« on: April 26, 2015, 08:24:24 PM »

Written by  Nancy Bianconi, Editor

Henry Holden is a member of The Group Rep at The Lonny Chapman Theatre but he also has the interest of the New York Times!

The Sunday New York Times popular Preoccupations column on April 27 featured the story of an actor, Henry Holden who shares tips with job hunters on how to overcome any adversity, disadvantage or disability in interviews and in life. This comes in light of Bureau of Labor statistics that show that during the fourth quarter of 2012 there were 70 percent more unemployed Americans with disabilities than those with no disabilities, according to the “Allsup Disability Study: Income at Risk.”

Henry contracted polio at the age of 4 in 1952, the worst and possibly last polio epidemic in the U.S., Henry has walked with crutches the rest of his life. But it has not slowed him down. It’s his “can-do” attitude that would inspire anyone.

“Attitudes are the real disability,” he tells anyone who will listen. (See videos link on his home page

An outspoken advocate of people with disabilities who helped start the Screen Actors Guild’s Committee of Performers With Disabilities, Holden shared with us that it was an uphill climb against bias and discrimination. Over the course of his life he has learned to ride horses, water ski, downhill ski, scuba dive, bowl and more. He has taught school, sold insurance and performed at prominent comedy clubs as a stand-up (yes standing up!!). But he is especially critical of the television and films industries.

“While African Americans, gays and women have broken through the glass ceiling of diversity in TV programming and films, creating opportunities for people with disabilities remains the last frontier of prejudice and bias in Hollywood.”   There are few role models for actors with disabilities in TV, film and on stage (other than Chester on “Gunsmoke,” Raymond Burr as “Ironsides,” Daniel Day-Lewis in "My Left Foot,” and the March of Dimes telethons)

As a clown on the TV show Kids Inc. (1984-93), he inspired several important episodes that portrayed a disabled person in a positive way and was one of the first shows to do just that. (See

While polio may be long forgotten for some, those who survived the ’52 epidemic are walking reminders of the once deadly disease and the power of human spirit
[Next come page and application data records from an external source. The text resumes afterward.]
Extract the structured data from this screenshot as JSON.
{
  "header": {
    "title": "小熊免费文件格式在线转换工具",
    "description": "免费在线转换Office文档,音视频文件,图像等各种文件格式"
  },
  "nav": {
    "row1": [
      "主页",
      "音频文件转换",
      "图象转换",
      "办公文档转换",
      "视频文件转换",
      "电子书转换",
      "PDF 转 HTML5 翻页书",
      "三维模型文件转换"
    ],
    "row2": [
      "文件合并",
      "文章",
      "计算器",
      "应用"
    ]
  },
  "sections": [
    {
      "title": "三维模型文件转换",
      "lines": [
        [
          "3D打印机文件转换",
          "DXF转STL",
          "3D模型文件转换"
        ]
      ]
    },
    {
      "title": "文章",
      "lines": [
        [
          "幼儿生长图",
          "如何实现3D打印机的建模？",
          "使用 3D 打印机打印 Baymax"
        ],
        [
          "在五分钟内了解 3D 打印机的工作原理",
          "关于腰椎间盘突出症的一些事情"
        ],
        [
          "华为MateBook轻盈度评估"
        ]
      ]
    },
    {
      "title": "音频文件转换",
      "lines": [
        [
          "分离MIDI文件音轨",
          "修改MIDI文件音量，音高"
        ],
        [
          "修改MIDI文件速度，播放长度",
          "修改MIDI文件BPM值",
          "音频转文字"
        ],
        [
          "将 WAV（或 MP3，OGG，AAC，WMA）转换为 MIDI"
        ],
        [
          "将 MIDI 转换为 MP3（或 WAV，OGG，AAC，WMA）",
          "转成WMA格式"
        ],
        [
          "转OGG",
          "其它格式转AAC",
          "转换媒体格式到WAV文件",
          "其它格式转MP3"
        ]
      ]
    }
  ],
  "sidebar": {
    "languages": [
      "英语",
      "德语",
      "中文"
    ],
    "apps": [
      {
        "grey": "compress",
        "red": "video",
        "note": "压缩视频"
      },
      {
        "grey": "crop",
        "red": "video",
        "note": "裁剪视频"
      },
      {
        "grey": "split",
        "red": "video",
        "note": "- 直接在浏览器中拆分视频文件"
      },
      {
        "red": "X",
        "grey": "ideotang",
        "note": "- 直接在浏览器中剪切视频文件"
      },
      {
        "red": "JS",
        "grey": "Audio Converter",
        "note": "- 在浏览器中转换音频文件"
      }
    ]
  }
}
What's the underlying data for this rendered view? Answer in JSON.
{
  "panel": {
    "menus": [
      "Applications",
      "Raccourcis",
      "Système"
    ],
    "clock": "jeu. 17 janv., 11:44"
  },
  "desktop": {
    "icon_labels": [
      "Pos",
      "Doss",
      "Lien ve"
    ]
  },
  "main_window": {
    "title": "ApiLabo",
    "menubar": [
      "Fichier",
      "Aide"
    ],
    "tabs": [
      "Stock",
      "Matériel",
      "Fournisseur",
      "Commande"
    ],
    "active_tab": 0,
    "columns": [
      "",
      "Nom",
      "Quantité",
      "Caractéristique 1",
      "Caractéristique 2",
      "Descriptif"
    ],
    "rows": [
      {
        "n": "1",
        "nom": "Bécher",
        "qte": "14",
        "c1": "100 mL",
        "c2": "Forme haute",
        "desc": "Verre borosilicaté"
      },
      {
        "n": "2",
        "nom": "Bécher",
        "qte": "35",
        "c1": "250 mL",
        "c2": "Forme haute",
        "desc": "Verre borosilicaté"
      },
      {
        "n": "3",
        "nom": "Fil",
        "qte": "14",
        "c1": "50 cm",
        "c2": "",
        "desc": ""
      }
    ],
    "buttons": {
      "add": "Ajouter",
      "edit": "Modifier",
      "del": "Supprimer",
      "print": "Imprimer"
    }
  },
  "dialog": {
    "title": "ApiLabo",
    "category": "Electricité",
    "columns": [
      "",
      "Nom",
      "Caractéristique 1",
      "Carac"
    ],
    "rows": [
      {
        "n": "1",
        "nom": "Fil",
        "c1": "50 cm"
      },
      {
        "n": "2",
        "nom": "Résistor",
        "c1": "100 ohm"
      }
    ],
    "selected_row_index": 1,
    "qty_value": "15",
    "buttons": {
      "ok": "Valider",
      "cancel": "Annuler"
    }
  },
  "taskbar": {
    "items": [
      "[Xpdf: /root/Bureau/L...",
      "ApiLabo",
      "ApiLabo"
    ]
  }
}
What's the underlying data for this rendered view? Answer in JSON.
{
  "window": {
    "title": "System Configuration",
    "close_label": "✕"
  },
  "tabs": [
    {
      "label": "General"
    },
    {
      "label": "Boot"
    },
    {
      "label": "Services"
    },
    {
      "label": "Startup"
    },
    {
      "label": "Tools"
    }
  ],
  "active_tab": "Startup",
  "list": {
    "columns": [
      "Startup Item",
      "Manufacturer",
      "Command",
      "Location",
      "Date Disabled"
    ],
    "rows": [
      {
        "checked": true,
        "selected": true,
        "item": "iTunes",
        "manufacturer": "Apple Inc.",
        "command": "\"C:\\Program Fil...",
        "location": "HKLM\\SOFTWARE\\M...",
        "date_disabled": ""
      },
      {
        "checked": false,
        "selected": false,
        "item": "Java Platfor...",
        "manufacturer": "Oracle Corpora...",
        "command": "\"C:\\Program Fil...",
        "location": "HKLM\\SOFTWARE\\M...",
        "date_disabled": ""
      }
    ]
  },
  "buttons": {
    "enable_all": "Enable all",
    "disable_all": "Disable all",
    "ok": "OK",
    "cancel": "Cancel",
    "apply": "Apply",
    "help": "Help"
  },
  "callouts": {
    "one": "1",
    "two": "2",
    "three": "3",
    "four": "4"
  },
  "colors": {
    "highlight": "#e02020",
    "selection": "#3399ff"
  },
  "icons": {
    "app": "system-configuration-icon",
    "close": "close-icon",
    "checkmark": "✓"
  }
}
Henry is the founder of Performers with Disabilities for the Screen Actors Guild, he won the Joseph P. Riley Award for his unwavering commitment to work toward the inclusion of persons with disabilities in media. He is also the first recipient of the American Scene Award for his work in a music video. Henry produced an award-winning documentary, "Look Who's Laughing,” a comedy showcase that featured comedians with disabilities, including his own show “God Walks on Crutches.”

Editor's Note:  Henry, you are an Inspiration to us all!